His Excellency Governor JOHN LETCHER,

Richmond, Va.:

DEAR SIR: I received yesterday a letter from Major Gilham of the Virginia Military Institute, dated the 9th instant, in reference to the position of chief of ordnance of the State, in which he informs me that you had requested him "to ask me if I would resign from the service, and if so, whether that post would be acceptable to me." As he requested me to make my reply to you direct, I have the honor to state, after expressing my most sincere thanks for your very kind offer, that it is not my wish to leave the service of the United States as long as it is honorable of rme to remain in it; and therefore as long as my native State, Virginia, remains in the Union, it is my purpose to remain in the Army unless required to perform duties alike repulsive to honor and humanity.

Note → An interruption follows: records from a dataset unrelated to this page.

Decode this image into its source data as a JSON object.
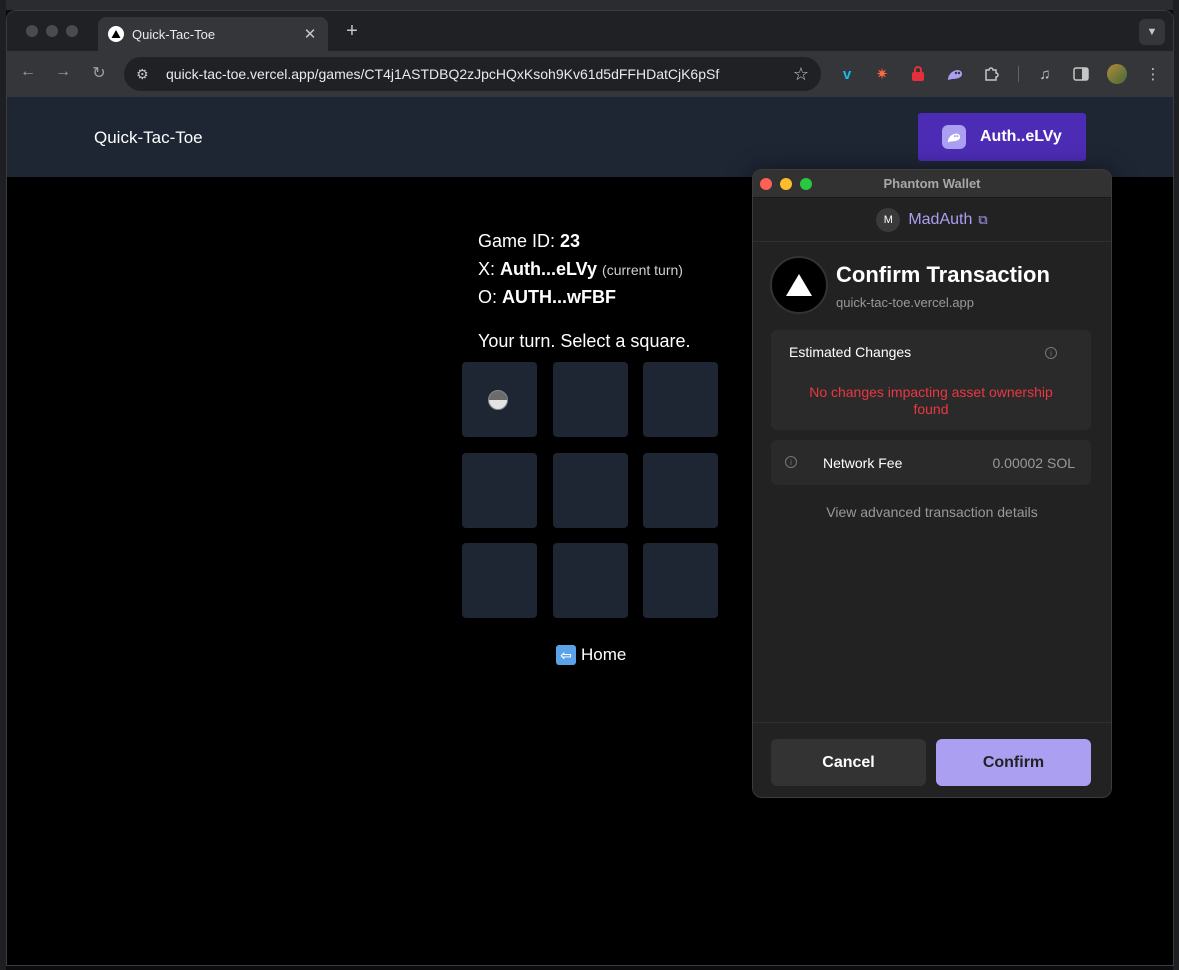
{
  "browser": {
    "tab_title": "Quick-Tac-Toe",
    "url": "quick-tac-toe.vercel.app/games/CT4j1ASTDBQ2zJpcHQxKsoh9Kv61d5dFFHDatCjK6pSf",
    "icons": [
      "back-icon",
      "forward-icon",
      "reload-icon",
      "site-settings-icon",
      "star-icon",
      "vimeo-icon",
      "burst-icon",
      "lock-extension-icon",
      "phantom-icon",
      "puzzle-icon",
      "media-icon",
      "sidebar-icon",
      "profile-avatar",
      "menu-icon"
    ]
  },
  "site": {
    "title": "Quick-Tac-Toe",
    "wallet_label": "Auth..eLVy"
  },
  "game": {
    "id_label": "Game ID: ",
    "id_value": "23",
    "x_label": "X: ",
    "x_player": "Auth...eLVy",
    "x_note": "(current turn)",
    "o_label": "O: ",
    "o_player": "AUTH...wFBF",
    "status": "Your turn. Select a square.",
    "home_label": "Home"
  },
  "phantom": {
    "window_title": "Phantom Wallet",
    "account_initial": "M",
    "account_name": "MadAuth",
    "heading": "Confirm Transaction",
    "domain": "quick-tac-toe.vercel.app",
    "estimated_changes_title": "Estimated Changes",
    "estimated_changes_warning": "No changes impacting asset ownership found",
    "fee_label": "Network Fee",
    "fee_value": "0.00002 SOL",
    "advanced_link": "View advanced transaction details",
    "cancel_label": "Cancel",
    "confirm_label": "Confirm"
  },
  "colors": {
    "header_bg": "#1e2533",
    "wallet_button": "#4c2cb4",
    "phantom_accent": "#ab9ff2",
    "warning_red": "#eb3742"
  }
}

I am, sir, very respectfully, your obedient servant,

GEO. H. THOMAS.

Major, U. S. Army.

[2.]

STATE OF Maryland, EXECUTIVE CHAMBER,

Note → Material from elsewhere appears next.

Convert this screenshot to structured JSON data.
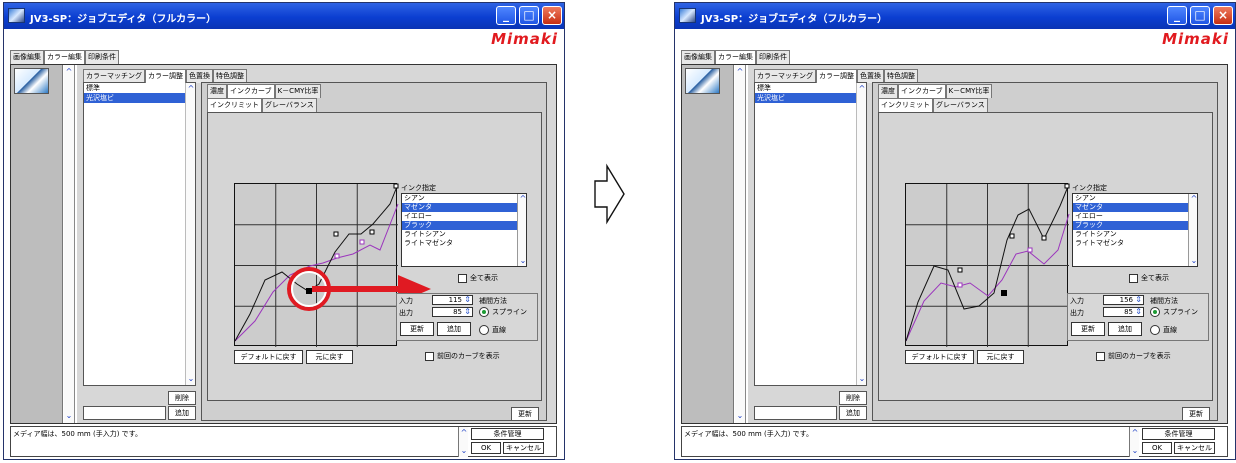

Annapolis, March 18, 1861

Lieutenant-General SCOTT:

SIR: I write to know if arms can be furnished for some 2,000 men if it should become necessary to put down rebellion in this State. I am strongly inclined to believe that a spirit of insubordination is increasing and that any unfortunate movement on the part of the Virginia convention now in session may cause an outbreak in Maryland. We may need a supply of arms and ball cartridge from the Government for a body of minute-men that I know can be relied upon. I shall be glad to know from you as early as convenient. It would not, perhaps in the event of an outbreak be prudent to send any of your force now in Washington, and it is important that we have arms for those we can rely upon in the State. Preparation may save bloodshed. I hope there may be no necessity, but I wish to be prepared for any emergency.

With great respect,

THO. H. HICKS,

[Indorsement.]

When militia (or volunteers) are mustered into the pay and service of the United States it is a matter of course to furnish them with arms, accouterments, and ammunition by the United States. That arms may be loaned to a State to suppress insurrection therein or for other national purpose though not expressly provided for by law, seems not unreasonable. Of the 50,000 stand advertised for sale under the act of March 3, 1825, by Secretary Floyd, under a doubtful construction about 30,000 remain (in the Washington Arsenal) unsold.

Respectfully, submitted to the Secretary of War.

WINFIELD SCOTT.

MARCH 20, 1861.

[2.]

WAR DEPARTMENT, March 20, 1861.

Governor THOMAS H. HICKS:

SIR: Your letter of the 18th instant, addressed to Lieutenant-General Scott, is before me, and I take pleasure in saying that, if the emergency